Medsafe has clarified its surgical mesh ban statement from last year allaying fears of a ban on mid-urethral slings used to treat stress urinary incontinence.
In a press release on 11 December, Medsafe listed 29 mesh products used in urogynaecological surgery for which it was taking regulatory action to effectively remove them from supply and limit their use.
The Medsafe statement explained its response to an Australian review of the safety of mesh would be “effectively a limit on the supply of mesh for the repair of pelvic organ prolapse and stress urinary incontinence rather than a limit on use of surgical mesh for other types of surgery”.
Urological and gynaecological surgeons widely interpreted this as including a ban on the use of mid urethral slings for stress urinary incontinence, as well as transvaginal mesh for pelvic organ prolapse.
However, in a statement released 31 January, Medsafe clarified that its regulatory action had only resulted in 16 transvaginal mesh products used solely for pelvic organ prolapse and one single incision mini-urethral sling for stress incontinence being removed from the market.
Medsafe group manager Chris James says of the 12 remaining products, those with dual pelvic prolapse and stress urinary incontinence use had or would have their instructions amended to stipulate they can no longer be used for pelvic organ prolapse; others will or already have changed their safety information to add risk warnings and emphasise the need for informed consent.
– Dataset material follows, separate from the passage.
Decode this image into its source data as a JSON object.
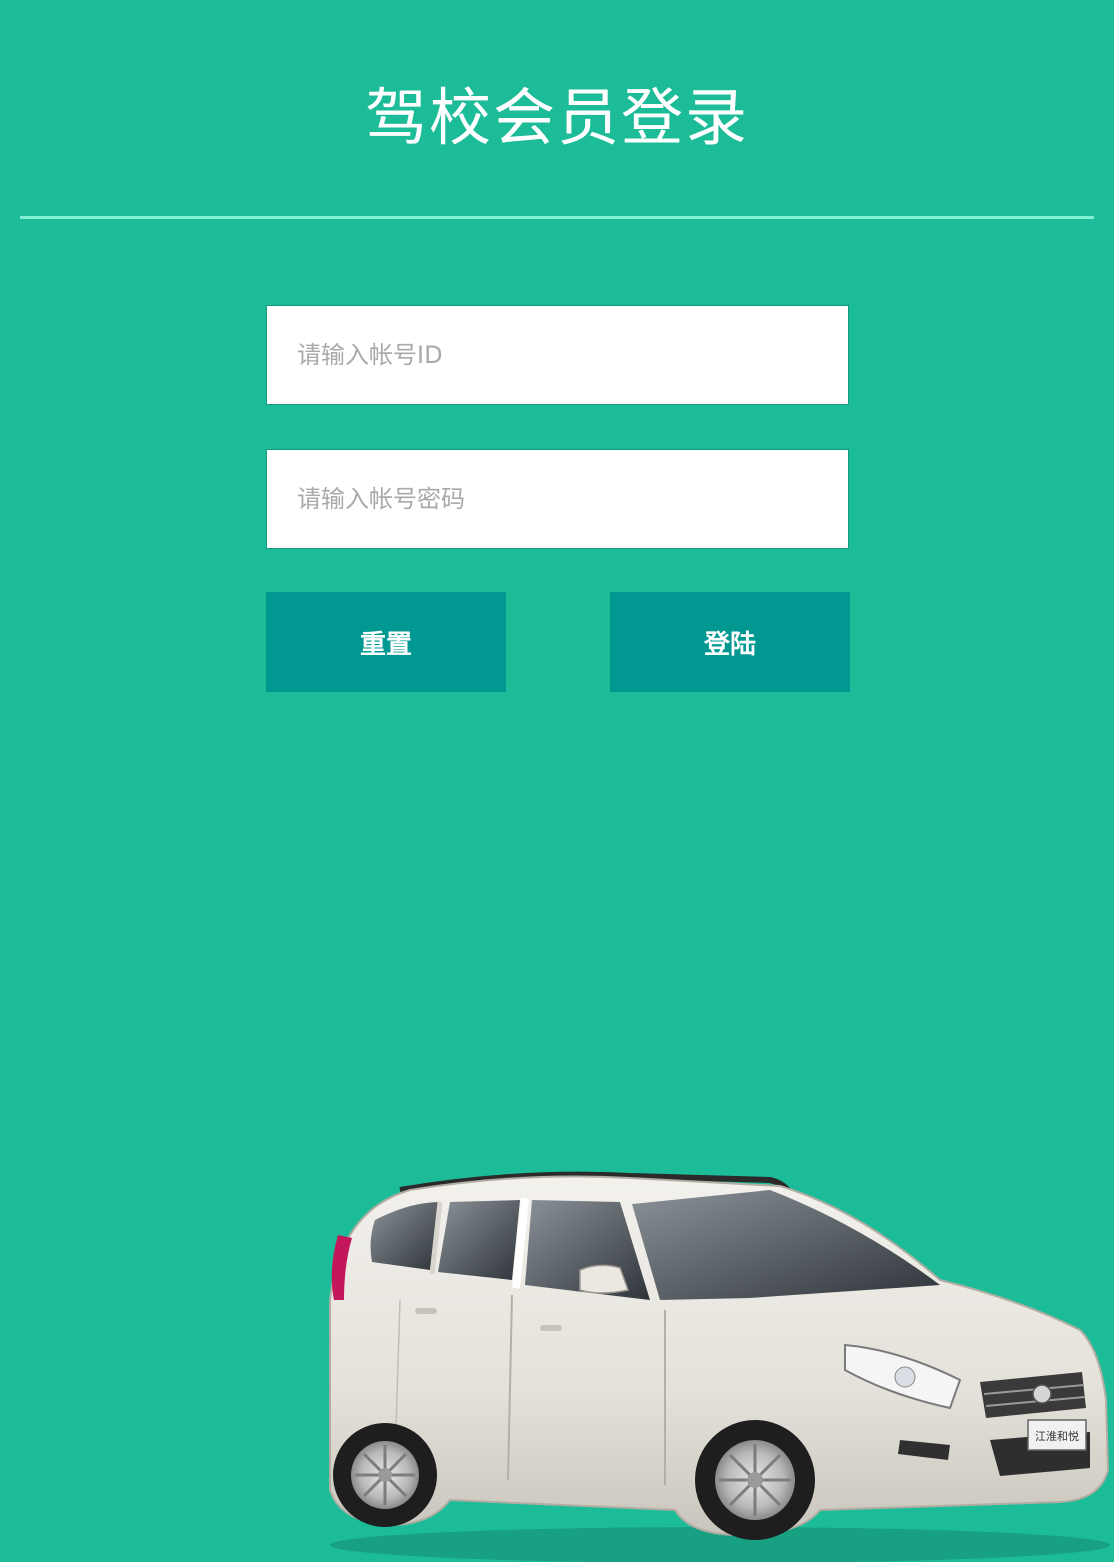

Medsafe will continue to monitor the use of mesh, Mr James says.
"Work on a registry of all mesh implants is continuing, including a cost benefit analysis which is continuing to be progressed following the regulatory action."